I have no classes on Tuesday, so I had today off. I decided I wanted to go see the Waterstone's bookstore (I'm a bibliophile as well as an Anglophile,) on Piccadilly. It really is gigantic, with just as many floors as the one near Connaught Hall, only with a lot more space. I found a book that may or may not be my life saver in regards to the current problems I'm having with my latest creative writing project: The Woman in the Story, by screenwriter Helen Jacey. It helps the writer sort out exactly what kind of female character they want in their piece, as well as why and what you may or may not want to avoid in characterizing said female according to the type of plot you want to tackle. It might also be a good reference for when I (hopefully) do my thesis next year on the evolution and hindrances of the fictional female character of the recent past as well as the present.
But anyway, I'm rambling. Moving on.
After I left Waterstone's (which I was in for close to three hours,) I walked further down Piccadilly to find the famous, elegant department store Fortnum & Mason's. It definitely lived up to its reputation: my parents would have loved to shop there, but my frugal self wanted to cower in a corner when I spied some of the prices. They sell very nice products in many categories, with the whole first floor selling nothing but tea, biscuits, chocolates, and various desserts. I really wanted to buy a tin of chocolate biscuits (cookies, as us Americans would call them,) but of course I didn't. After I left Fortnum & Mason's, I started to make my way back to the Tube station, since it was starting to rain. On the way, however, I ran into Starbucks (le gasp!) and bought a skinny blueberry muffin, which I ate later back in the room. Very good, by the way.
Wendy and I met back in the room, and went out to dinner right next door to a chain restaurant called Pizza Express, an fancier place to get pizza. I had a light margherita pizza, and shared an interesting dessert that I've seen in numerous restaurants around London: banoffee pie. It was delicious, a combination of banana, toffee, whipped cream, and chocolate sauce, with a cookie crumble crust. I only had three bites of it (I wanted a lot more,) but it was wonderful. I would definitely recommend it. The pizza, mineral water, and dessert only cost me around twelve pounds.

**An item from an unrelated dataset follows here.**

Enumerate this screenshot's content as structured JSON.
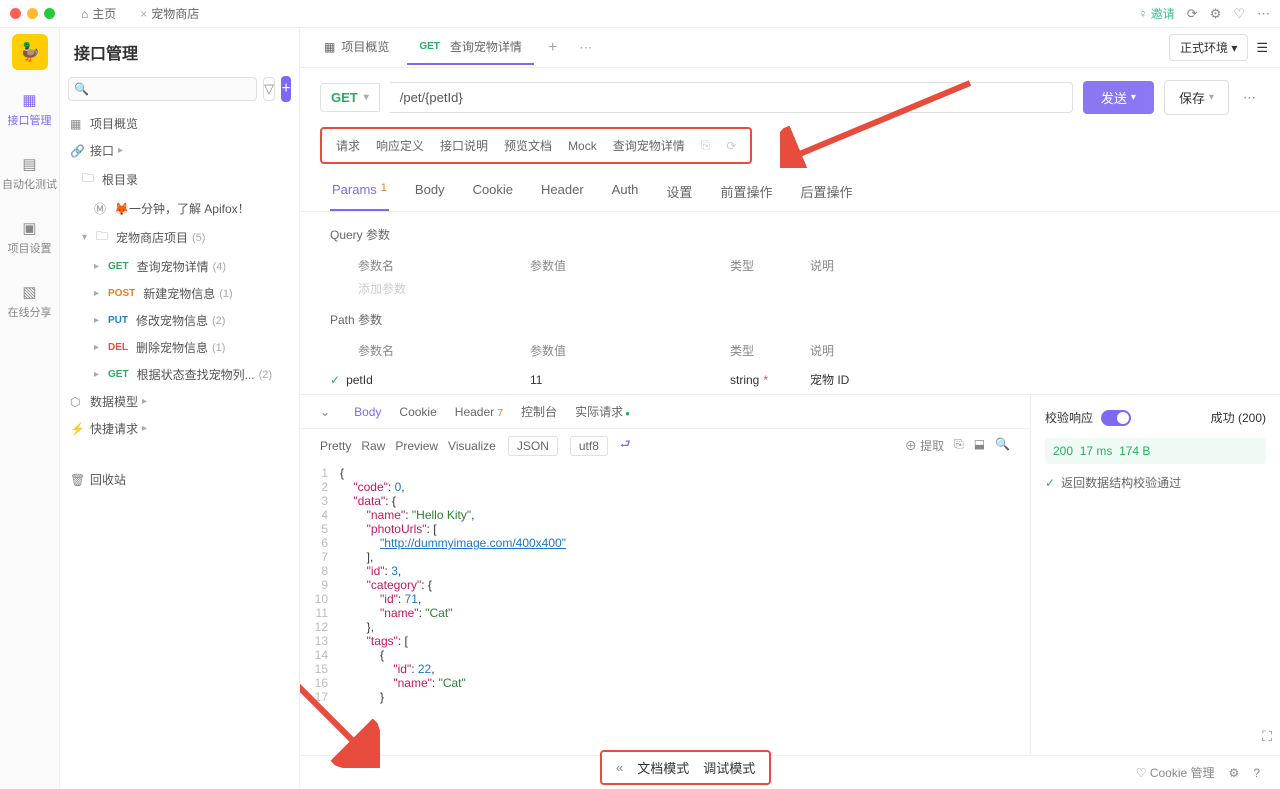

Tomorrow, I have my first Shakespeare class. I won't be seeing plays for that until March, when my class goes to Stratford-upon-Avon for a weekend. There, we'll be seeing Anthony and Cleopatra and Romeo and Juliet. Very exciting^_^
Until then, mates!